Level 3 announced this morning that its board of directors had promoted chief operating officer Jim Storey to CEO.
Storey takes over the tiller from longtime CEO Jim Crowe, who announced last month that he was stepping down by year’s end. Level 3 said that Storey was also nominated for election to its board at the company's upcoming stockholders meeting next month while Crowe would not stand for reelection to the board.
"We are extremely pleased to name Jeff as our new CEO and look forward to him joining our board of directors," said Walter Scott, Jr. , chairman of the board of directors of Level 3. "Jeff was the clear and unanimous choice of the Board. With 30 years of industry experience and his intimate knowledge of Level 3's customers, employees and operating environment, Jeff is the right executive to lead Level 3 into the future."
Storey joined fiber-optics network vendor Level 3 in 2008 as the company's president and chief operating officer. Prior to Level 3, he served as president of Leucadia Telecommunications Group where he was responsible for investments and operations across various industries.
Before Leucadia, Storey was president and chief executive officer at WilTel Communications, which also built fiber optics networks. Prior to that, he was a senior executive at Cox Communications, where he was one of the founding members of Cox Business Services. Storey began his career in telecommunications with Southwestern Bell Telephone.

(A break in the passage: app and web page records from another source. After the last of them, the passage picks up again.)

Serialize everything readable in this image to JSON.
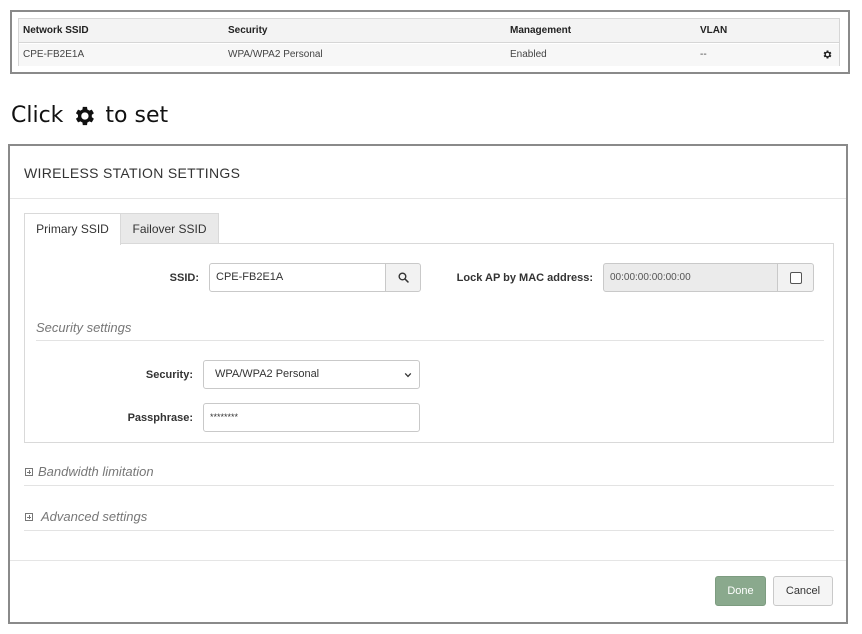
{
  "ssid_table": {
    "headers": [
      "Network SSID",
      "Security",
      "Management",
      "VLAN"
    ],
    "row": {
      "ssid": "CPE-FB2E1A",
      "security": "WPA/WPA2 Personal",
      "management": "Enabled",
      "vlan": "--",
      "action_icon": "gear-icon"
    }
  },
  "instruction": {
    "prefix": "Click",
    "icon": "gear-icon",
    "suffix": "to set"
  },
  "modal": {
    "title": "WIRELESS STATION SETTINGS",
    "tabs": [
      {
        "label": "Primary SSID",
        "active": true
      },
      {
        "label": "Failover SSID",
        "active": false
      }
    ],
    "ssid": {
      "label": "SSID:",
      "value": "CPE-FB2E1A",
      "search_icon": "search-icon"
    },
    "lock_ap": {
      "label": "Lock AP by MAC address:",
      "value": "00:00:00:00:00:00",
      "checked": false
    },
    "security_section": {
      "title": "Security settings",
      "security_label": "Security:",
      "security_value": "WPA/WPA2 Personal",
      "passphrase_label": "Passphrase:",
      "passphrase_value": "********"
    },
    "collapsibles": [
      {
        "label": "Bandwidth limitation",
        "icon": "plus-box-icon"
      },
      {
        "label": "Advanced settings",
        "icon": "plus-box-icon"
      }
    ],
    "footer": {
      "done_label": "Done",
      "cancel_label": "Cancel"
    }
  },
  "colors": {
    "done_button": "#8aa98d",
    "tab_inactive": "#e9e9e9",
    "disabled_input": "#ebebeb",
    "frame_border": "#8a8a8a"
  }
}
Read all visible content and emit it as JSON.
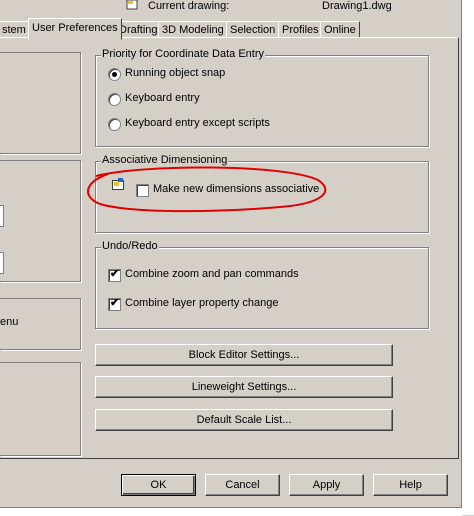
{
  "header": {
    "current_drawing_label": "Current drawing:",
    "current_drawing_value": "Drawing1.dwg"
  },
  "tabs": [
    {
      "label": "stem"
    },
    {
      "label": "User Preferences"
    },
    {
      "label": "Drafting"
    },
    {
      "label": "3D Modeling"
    },
    {
      "label": "Selection"
    },
    {
      "label": "Profiles"
    },
    {
      "label": "Online"
    }
  ],
  "left_partial": {
    "menu_fragment": "enu"
  },
  "priority_group": {
    "title": "Priority for Coordinate Data Entry",
    "options": [
      {
        "label": "Running object snap",
        "selected": true
      },
      {
        "label": "Keyboard entry",
        "selected": false
      },
      {
        "label": "Keyboard entry except scripts",
        "selected": false
      }
    ]
  },
  "assoc_group": {
    "title": "Associative Dimensioning",
    "checkbox_label": "Make new dimensions associative",
    "checked": false,
    "icon": "drawing-setting-icon",
    "annotation_color": "#e00000"
  },
  "undo_group": {
    "title": "Undo/Redo",
    "checkboxes": [
      {
        "label": "Combine zoom and pan commands",
        "checked": true
      },
      {
        "label": "Combine layer property change",
        "checked": true
      }
    ]
  },
  "buttons": {
    "block_editor": "Block Editor Settings...",
    "lineweight": "Lineweight Settings...",
    "default_scale": "Default Scale List..."
  },
  "footer": {
    "ok": "OK",
    "cancel": "Cancel",
    "apply": "Apply",
    "help": "Help"
  }
}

“I am honored by the confidence and trust the Board has placed in me and am energized by the opportunities ahead for our company," said Storey. "Today with our solid financial foundation, our expanding position in the enterprise market and the substantial progress we've made with integration, I believe our opportunities are greater than ever.
"The company is where it is today because of Jim Crowe. On behalf of the entire company, I thank Jim for his inspired leadership and strong belief in what Level 3 could become.”
Prior to becoming a global company, Crowe led Level 3’s build out of a national fiber backbone network starting in 1998. Level 3 was ahead of the curve when it came to deploying fiber by laying dark fiber in its new routes. Without services such as video over the Internet, and with the dot.com bust in the 2000s, Level 3 struggled at times to keep its pipes full and the company profitable.
The onslaught of Internet video and other bandwidth-consuming services have bolstered Level 3’s prospects over the past few years. Broomfield, Colo.—based Level 3 offers core transport, IP, voice, video and content delivery for most of the medium to large Internet carriers in North America, Latin America and some areas abroad.
Overall, Level 3 serves customers in more than 500 markets in 55 countries over a global services platform anchored by owned fiber networks on three continents and connected by extensive undersea facilities.